2017 has been a big year for constitutional development in India. In a historic and landmark decision, a 9-judge bench of the Supreme Court pronounced that the right to privacy is a constitutional right which is not only rooted in the right to life and liberty but also enshrined in all other fundamental rights, including the right to equality and the fundamental freedoms.
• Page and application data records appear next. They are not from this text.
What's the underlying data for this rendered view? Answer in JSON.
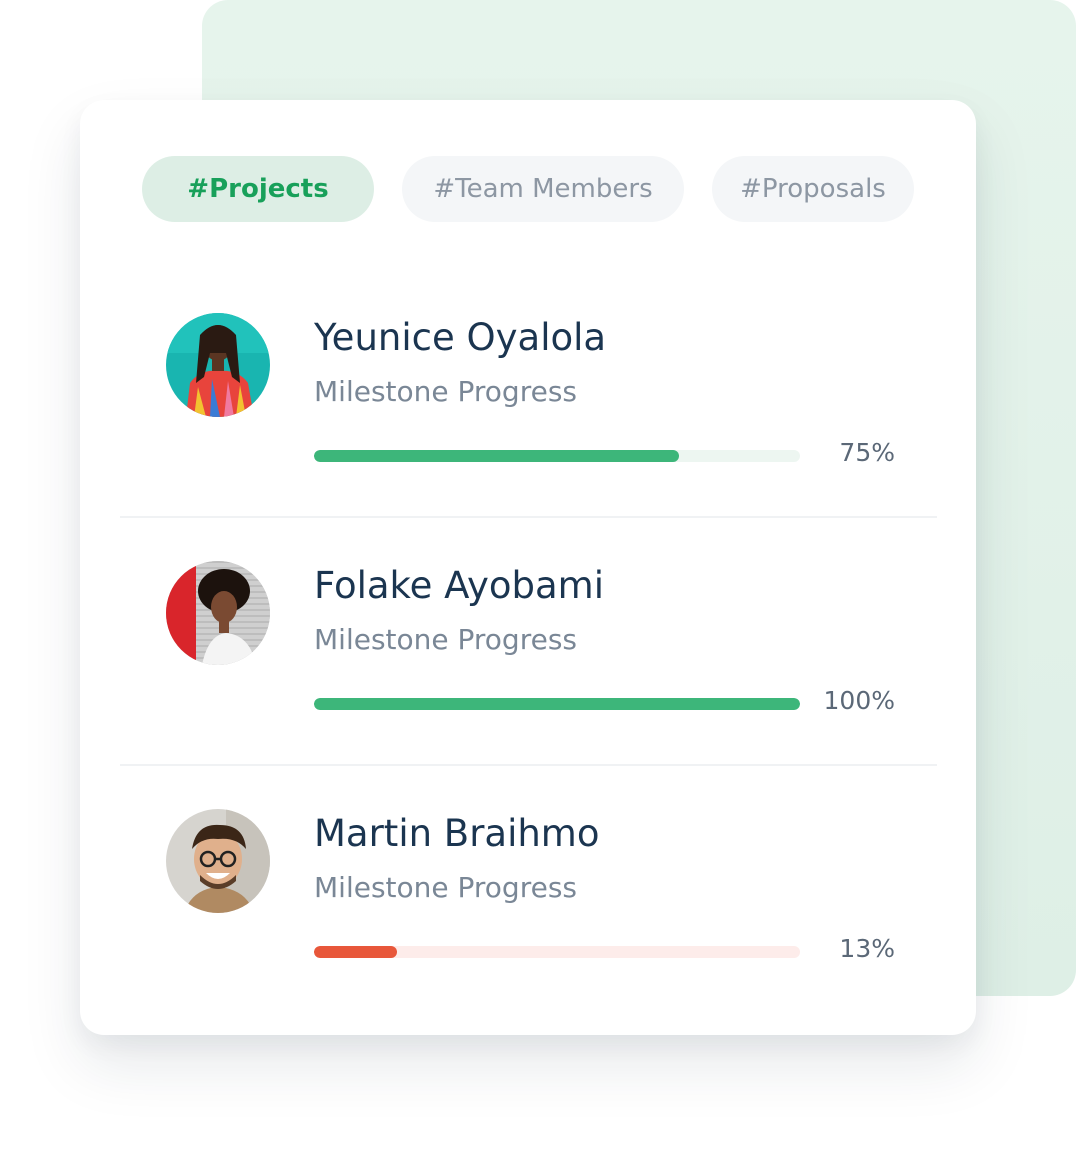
{
  "tabs": [
    {
      "label": "#Projects",
      "active": true
    },
    {
      "label": "#Team Members",
      "active": false
    },
    {
      "label": "#Proposals",
      "active": false
    }
  ],
  "members": [
    {
      "name": "Yeunice Oyalola",
      "subtitle": "Milestone Progress",
      "progress_label": "75%",
      "progress": 0.75,
      "bar_color": "#3db67a",
      "track_color": "#edf6f1"
    },
    {
      "name": "Folake Ayobami",
      "subtitle": "Milestone Progress",
      "progress_label": "100%",
      "progress": 1.0,
      "bar_color": "#3db67a",
      "track_color": "#edf6f1"
    },
    {
      "name": "Martin Braihmo",
      "subtitle": "Milestone Progress",
      "progress_label": "13%",
      "progress": 0.17,
      "bar_color": "#e8573a",
      "track_color": "#fdecea"
    }
  ],
  "colors": {
    "accent": "#18a05a",
    "background_panel": "#e3f3ea",
    "name_text": "#1b3550"
  }
}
I would like to focus this piece on the manner in which the right to dignity has been the focus for the Court for the development of the right to privacy. The Court held that the right to live with dignity includes the right to autonomy and to make decisions about one’s life choices. Justice Chandrachud eloquently stated, “ …The best decisions on how life should be lived are entrusted to the individual. ……The duty of the state is to safeguard the ability to take decisions – the autonomy of the individual – and not to dictate those decisions.” He went on to hold that dignity permeates the core of the rights guaranteed to the individual under Part III of the constitution and privacy assures dignity to the individual.